*Exercise directions:*
In how many lines of the records does the string "this" appear? State only the number.

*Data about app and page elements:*
* * * * *

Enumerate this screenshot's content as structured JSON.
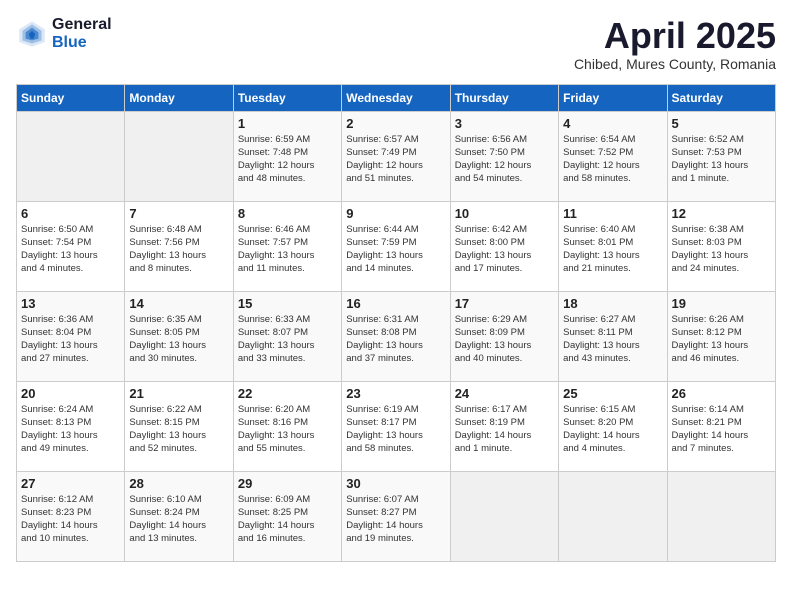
{
  "header": {
    "logo_general": "General",
    "logo_blue": "Blue",
    "month_title": "April 2025",
    "subtitle": "Chibed, Mures County, Romania"
  },
  "weekdays": [
    "Sunday",
    "Monday",
    "Tuesday",
    "Wednesday",
    "Thursday",
    "Friday",
    "Saturday"
  ],
  "weeks": [
    [
      {
        "day": "",
        "info": ""
      },
      {
        "day": "",
        "info": ""
      },
      {
        "day": "1",
        "info": "Sunrise: 6:59 AM\nSunset: 7:48 PM\nDaylight: 12 hours\nand 48 minutes."
      },
      {
        "day": "2",
        "info": "Sunrise: 6:57 AM\nSunset: 7:49 PM\nDaylight: 12 hours\nand 51 minutes."
      },
      {
        "day": "3",
        "info": "Sunrise: 6:56 AM\nSunset: 7:50 PM\nDaylight: 12 hours\nand 54 minutes."
      },
      {
        "day": "4",
        "info": "Sunrise: 6:54 AM\nSunset: 7:52 PM\nDaylight: 12 hours\nand 58 minutes."
      },
      {
        "day": "5",
        "info": "Sunrise: 6:52 AM\nSunset: 7:53 PM\nDaylight: 13 hours\nand 1 minute."
      }
    ],
    [
      {
        "day": "6",
        "info": "Sunrise: 6:50 AM\nSunset: 7:54 PM\nDaylight: 13 hours\nand 4 minutes."
      },
      {
        "day": "7",
        "info": "Sunrise: 6:48 AM\nSunset: 7:56 PM\nDaylight: 13 hours\nand 8 minutes."
      },
      {
        "day": "8",
        "info": "Sunrise: 6:46 AM\nSunset: 7:57 PM\nDaylight: 13 hours\nand 11 minutes."
      },
      {
        "day": "9",
        "info": "Sunrise: 6:44 AM\nSunset: 7:59 PM\nDaylight: 13 hours\nand 14 minutes."
      },
      {
        "day": "10",
        "info": "Sunrise: 6:42 AM\nSunset: 8:00 PM\nDaylight: 13 hours\nand 17 minutes."
      },
      {
        "day": "11",
        "info": "Sunrise: 6:40 AM\nSunset: 8:01 PM\nDaylight: 13 hours\nand 21 minutes."
      },
      {
        "day": "12",
        "info": "Sunrise: 6:38 AM\nSunset: 8:03 PM\nDaylight: 13 hours\nand 24 minutes."
      }
    ],
    [
      {
        "day": "13",
        "info": "Sunrise: 6:36 AM\nSunset: 8:04 PM\nDaylight: 13 hours\nand 27 minutes."
      },
      {
        "day": "14",
        "info": "Sunrise: 6:35 AM\nSunset: 8:05 PM\nDaylight: 13 hours\nand 30 minutes."
      },
      {
        "day": "15",
        "info": "Sunrise: 6:33 AM\nSunset: 8:07 PM\nDaylight: 13 hours\nand 33 minutes."
      },
      {
        "day": "16",
        "info": "Sunrise: 6:31 AM\nSunset: 8:08 PM\nDaylight: 13 hours\nand 37 minutes."
      },
      {
        "day": "17",
        "info": "Sunrise: 6:29 AM\nSunset: 8:09 PM\nDaylight: 13 hours\nand 40 minutes."
      },
      {
        "day": "18",
        "info": "Sunrise: 6:27 AM\nSunset: 8:11 PM\nDaylight: 13 hours\nand 43 minutes."
      },
      {
        "day": "19",
        "info": "Sunrise: 6:26 AM\nSunset: 8:12 PM\nDaylight: 13 hours\nand 46 minutes."
      }
    ],
    [
      {
        "day": "20",
        "info": "Sunrise: 6:24 AM\nSunset: 8:13 PM\nDaylight: 13 hours\nand 49 minutes."
      },
      {
        "day": "21",
        "info": "Sunrise: 6:22 AM\nSunset: 8:15 PM\nDaylight: 13 hours\nand 52 minutes."
      },
      {
        "day": "22",
        "info": "Sunrise: 6:20 AM\nSunset: 8:16 PM\nDaylight: 13 hours\nand 55 minutes."
      },
      {
        "day": "23",
        "info": "Sunrise: 6:19 AM\nSunset: 8:17 PM\nDaylight: 13 hours\nand 58 minutes."
      },
      {
        "day": "24",
        "info": "Sunrise: 6:17 AM\nSunset: 8:19 PM\nDaylight: 14 hours\nand 1 minute."
      },
      {
        "day": "25",
        "info": "Sunrise: 6:15 AM\nSunset: 8:20 PM\nDaylight: 14 hours\nand 4 minutes."
      },
      {
        "day": "26",
        "info": "Sunrise: 6:14 AM\nSunset: 8:21 PM\nDaylight: 14 hours\nand 7 minutes."
      }
    ],
    [
      {
        "day": "27",
        "info": "Sunrise: 6:12 AM\nSunset: 8:23 PM\nDaylight: 14 hours\nand 10 minutes."
      },
      {
        "day": "28",
        "info": "Sunrise: 6:10 AM\nSunset: 8:24 PM\nDaylight: 14 hours\nand 13 minutes."
      },
      {
        "day": "29",
        "info": "Sunrise: 6:09 AM\nSunset: 8:25 PM\nDaylight: 14 hours\nand 16 minutes."
      },
      {
        "day": "30",
        "info": "Sunrise: 6:07 AM\nSunset: 8:27 PM\nDaylight: 14 hours\nand 19 minutes."
      },
      {
        "day": "",
        "info": ""
      },
      {
        "day": "",
        "info": ""
      },
      {
        "day": "",
        "info": ""
      }
    ]
  ]
}
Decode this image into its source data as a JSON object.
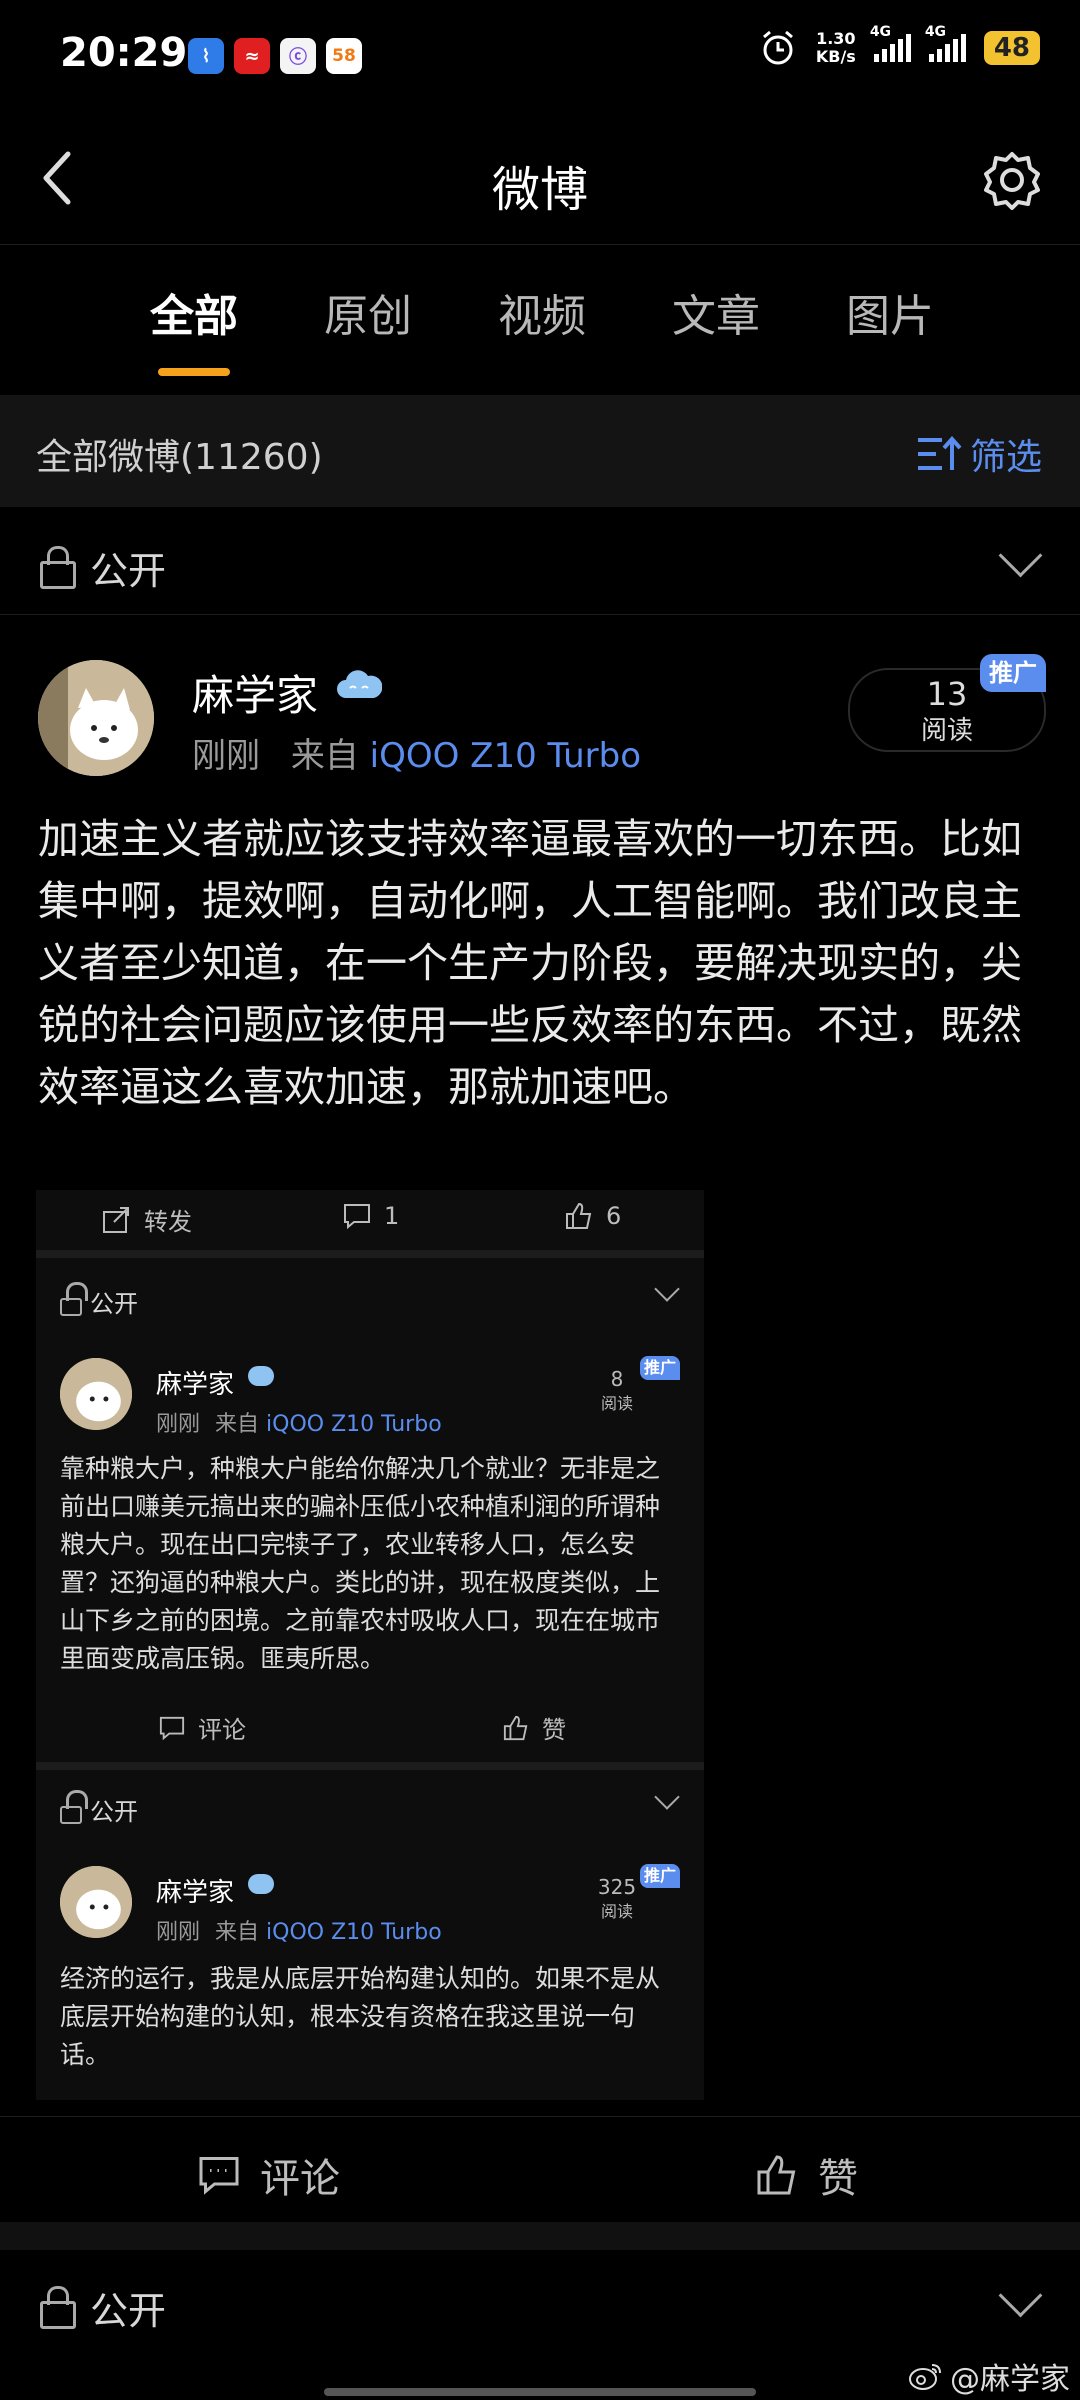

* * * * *

*Result below:*
2